▶ **REQUIRED ACTION**: Here are some entries; quote each one exactly.

▶ **THE RECORDS**:
=======
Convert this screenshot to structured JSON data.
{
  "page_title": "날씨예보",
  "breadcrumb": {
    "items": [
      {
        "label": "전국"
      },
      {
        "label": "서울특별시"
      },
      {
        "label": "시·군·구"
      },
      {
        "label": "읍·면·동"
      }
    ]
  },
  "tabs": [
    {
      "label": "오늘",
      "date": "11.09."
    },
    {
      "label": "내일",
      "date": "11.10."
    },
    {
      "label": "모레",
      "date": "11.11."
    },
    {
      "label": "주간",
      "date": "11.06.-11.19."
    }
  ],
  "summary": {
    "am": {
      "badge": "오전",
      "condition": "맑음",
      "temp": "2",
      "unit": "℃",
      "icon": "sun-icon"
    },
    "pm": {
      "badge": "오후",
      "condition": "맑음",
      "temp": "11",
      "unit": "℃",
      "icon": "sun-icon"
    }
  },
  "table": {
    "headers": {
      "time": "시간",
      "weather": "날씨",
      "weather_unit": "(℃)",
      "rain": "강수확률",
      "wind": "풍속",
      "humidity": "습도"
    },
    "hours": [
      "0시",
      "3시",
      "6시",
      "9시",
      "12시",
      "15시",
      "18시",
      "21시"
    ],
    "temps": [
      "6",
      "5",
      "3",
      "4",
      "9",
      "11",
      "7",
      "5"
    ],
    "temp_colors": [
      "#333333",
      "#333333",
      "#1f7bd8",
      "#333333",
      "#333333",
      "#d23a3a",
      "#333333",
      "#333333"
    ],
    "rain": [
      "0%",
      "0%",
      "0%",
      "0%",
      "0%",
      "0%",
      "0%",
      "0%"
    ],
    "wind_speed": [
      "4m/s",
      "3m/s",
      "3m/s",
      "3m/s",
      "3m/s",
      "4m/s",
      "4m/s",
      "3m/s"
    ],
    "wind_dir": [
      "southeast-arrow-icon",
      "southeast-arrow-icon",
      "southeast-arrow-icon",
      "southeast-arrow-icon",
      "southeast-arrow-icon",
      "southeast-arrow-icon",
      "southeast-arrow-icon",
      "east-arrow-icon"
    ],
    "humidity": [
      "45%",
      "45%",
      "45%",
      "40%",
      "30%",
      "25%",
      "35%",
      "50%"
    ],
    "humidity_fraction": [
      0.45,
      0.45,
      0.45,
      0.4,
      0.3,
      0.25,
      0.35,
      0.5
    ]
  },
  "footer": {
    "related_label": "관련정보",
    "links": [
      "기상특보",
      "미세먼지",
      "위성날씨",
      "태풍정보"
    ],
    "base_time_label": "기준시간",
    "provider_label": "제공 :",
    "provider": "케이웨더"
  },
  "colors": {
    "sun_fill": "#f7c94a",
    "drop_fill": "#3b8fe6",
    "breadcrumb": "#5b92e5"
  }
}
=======
▶ **PROBLEM SOLUTION**:
Convert this screenshot to structured JSON data.
{
  "page_title": "날씨예보",
  "breadcrumb": {
    "items": [
      {
        "label": "전국"
      },
      {
        "label": "서울특별시"
      },
      {
        "label": "시·군·구"
      },
      {
        "label": "읍·면·동"
      }
    ]
  },
  "tabs": [
    {
      "label": "오늘",
      "date": "11.09."
    },
    {
      "label": "내일",
      "date": "11.10."
    },
    {
      "label": "모레",
      "date": "11.11."
    },
    {
      "label": "주간",
      "date": "11.06.-11.19."
    }
  ],
  "summary": {
    "am": {
      "badge": "오전",
      "condition": "맑음",
      "temp": "2",
      "unit": "℃",
      "icon": "sun-icon"
    },
    "pm": {
      "badge": "오후",
      "condition": "맑음",
      "temp": "11",
      "unit": "℃",
      "icon": "sun-icon"
    }
  },
  "table": {
    "headers": {
      "time": "시간",
      "weather": "날씨",
      "weather_unit": "(℃)",
      "rain": "강수확률",
      "wind": "풍속",
      "humidity": "습도"
    },
    "hours": [
      "0시",
      "3시",
      "6시",
      "9시",
      "12시",
      "15시",
      "18시",
      "21시"
    ],
    "temps": [
      "6",
      "5",
      "3",
      "4",
      "9",
      "11",
      "7",
      "5"
    ],
    "temp_colors": [
      "#333333",
      "#333333",
      "#1f7bd8",
      "#333333",
      "#333333",
      "#d23a3a",
      "#333333",
      "#333333"
    ],
    "rain": [
      "0%",
      "0%",
      "0%",
      "0%",
      "0%",
      "0%",
      "0%",
      "0%"
    ],
    "wind_speed": [
      "4m/s",
      "3m/s",
      "3m/s",
      "3m/s",
      "3m/s",
      "4m/s",
      "4m/s",
      "3m/s"
    ],
    "wind_dir": [
      "southeast-arrow-icon",
      "southeast-arrow-icon",
      "southeast-arrow-icon",
      "southeast-arrow-icon",
      "southeast-arrow-icon",
      "southeast-arrow-icon",
      "southeast-arrow-icon",
      "east-arrow-icon"
    ],
    "humidity": [
      "45%",
      "45%",
      "45%",
      "40%",
      "30%",
      "25%",
      "35%",
      "50%"
    ],
    "humidity_fraction": [
      0.45,
      0.45,
      0.45,
      0.4,
      0.3,
      0.25,
      0.35,
      0.5
    ]
  },
  "footer": {
    "related_label": "관련정보",
    "links": [
      "기상특보",
      "미세먼지",
      "위성날씨",
      "태풍정보"
    ],
    "base_time_label": "기준시간",
    "provider_label": "제공 :",
    "provider": "케이웨더"
  },
  "colors": {
    "sun_fill": "#f7c94a",
    "drop_fill": "#3b8fe6",
    "breadcrumb": "#5b92e5"
  }
}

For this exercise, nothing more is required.